Marijuana is currently classified as a “Schedule I” drug under the Controlled Substances Act. The classification is for “drugs with no currently accepted medical use and a high potential for abuse.”
Earlier this year, the DEA and other agencies said they plan to release a determination in the first half of 2016 on re-scheduling marijuana, as well as a potential scenario allowing more growers to help access to marijuana for research.
“While we appreciate the DEA’s willingness to maintain an open dialogue with our offices, we are concerned that ‘the first half of 2016’ is coming to a close and no rescheduling announcement has been made,” the letter from Warren, D-Mass., and others said.
“We continue to believe that the rescheduling of marijuana and the resolution of other regulatory barriers to research is a time-sensitive matter that requires immediate action,” the senators added.
Aside from Warren, the senators include Ed Markey, D-Mass.; Barbara Mikulski, D-Maryland; Barbara Boxer, D-California; Ron Wyden, D-Oregon; Jeff Merkley, D-Oregon; Kirsten Gillibrand, D-New York; and Cory Booker, D-New Jersey.

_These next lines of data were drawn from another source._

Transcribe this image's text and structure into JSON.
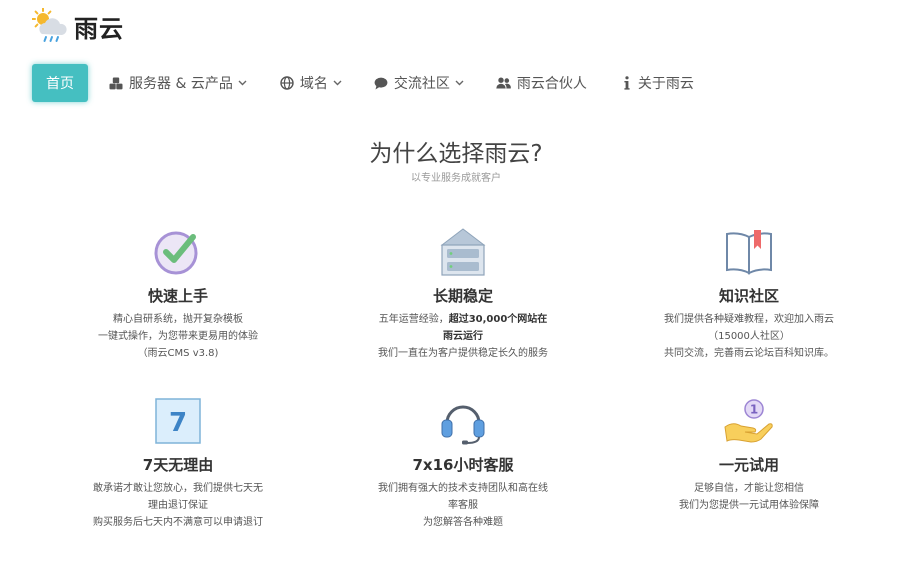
{
  "brand": {
    "name": "雨云"
  },
  "nav": [
    {
      "label": "首页",
      "icon": "",
      "dropdown": false,
      "active": true
    },
    {
      "label": "服务器 & 云产品",
      "icon": "cubes-icon",
      "dropdown": true
    },
    {
      "label": "域名",
      "icon": "globe-icon",
      "dropdown": true
    },
    {
      "label": "交流社区",
      "icon": "comment-icon",
      "dropdown": true
    },
    {
      "label": "雨云合伙人",
      "icon": "users-icon",
      "dropdown": false
    },
    {
      "label": "关于雨云",
      "icon": "info-icon",
      "dropdown": false
    }
  ],
  "hero": {
    "title": "为什么选择雨云?",
    "subtitle": "以专业服务成就客户"
  },
  "features": [
    {
      "icon": "checkmark-circle-icon",
      "title": "快速上手",
      "lines": [
        "精心自研系统，抛开复杂模板",
        "一键式操作，为您带来更易用的体验",
        "（雨云CMS v3.8)"
      ]
    },
    {
      "icon": "server-icon",
      "title": "长期稳定",
      "line1_pre": "五年运营经验，",
      "line1_bold": "超过30,000个网站在",
      "line2_bold": "雨云运行",
      "line3": "我们一直在为客户提供稳定长久的服务"
    },
    {
      "icon": "book-icon",
      "title": "知识社区",
      "lines": [
        "我们提供各种疑难教程，欢迎加入雨云",
        "（15000人社区）",
        "共同交流，完善雨云论坛百科知识库。"
      ]
    },
    {
      "icon": "calendar-7-icon",
      "icon_text": "7",
      "title": "7天无理由",
      "lines": [
        "敢承诺才敢让您放心，我们提供七天无",
        "理由退订保证",
        "购买服务后七天内不满意可以申请退订"
      ]
    },
    {
      "icon": "headset-icon",
      "title": "7x16小时客服",
      "lines": [
        "我们拥有强大的技术支持团队和高在线",
        "率客服",
        "为您解答各种难题"
      ]
    },
    {
      "icon": "coin-hand-icon",
      "icon_text": "1",
      "title": "一元试用",
      "lines": [
        "足够自信，才能让您相信",
        "我们为您提供一元试用体验保障"
      ]
    }
  ]
}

Twenty-five states, including Massachusetts, and the District of Columbia, have legalized medical marijuana. Marijuana is legal in four states: Oregon, Colorado, Washington and Alaska.
Massachusetts voters are likely to see a marijuana legalization measure on the November 2016 ballot.
“The dissonance between these state laws and the drug’s federal Schedule I status have wide-ranging implications for legitimate marijuana businesses including access to banking services, the ability to deduct business expenses from taxes, and access for veterans,” the senators wrote. “The conflict between state laws for medical marijuana use and its CSA classification also has significant consequences for preclinical, clinical, and epidemiologic research.”
The letter was dated June 23 and addressed to Attorney General Loretta Lynch and DEA Acting Administrator Chuck Rosenberg.
The letter asked for a briefing on the status of rescheduling no later than July 5, 2016.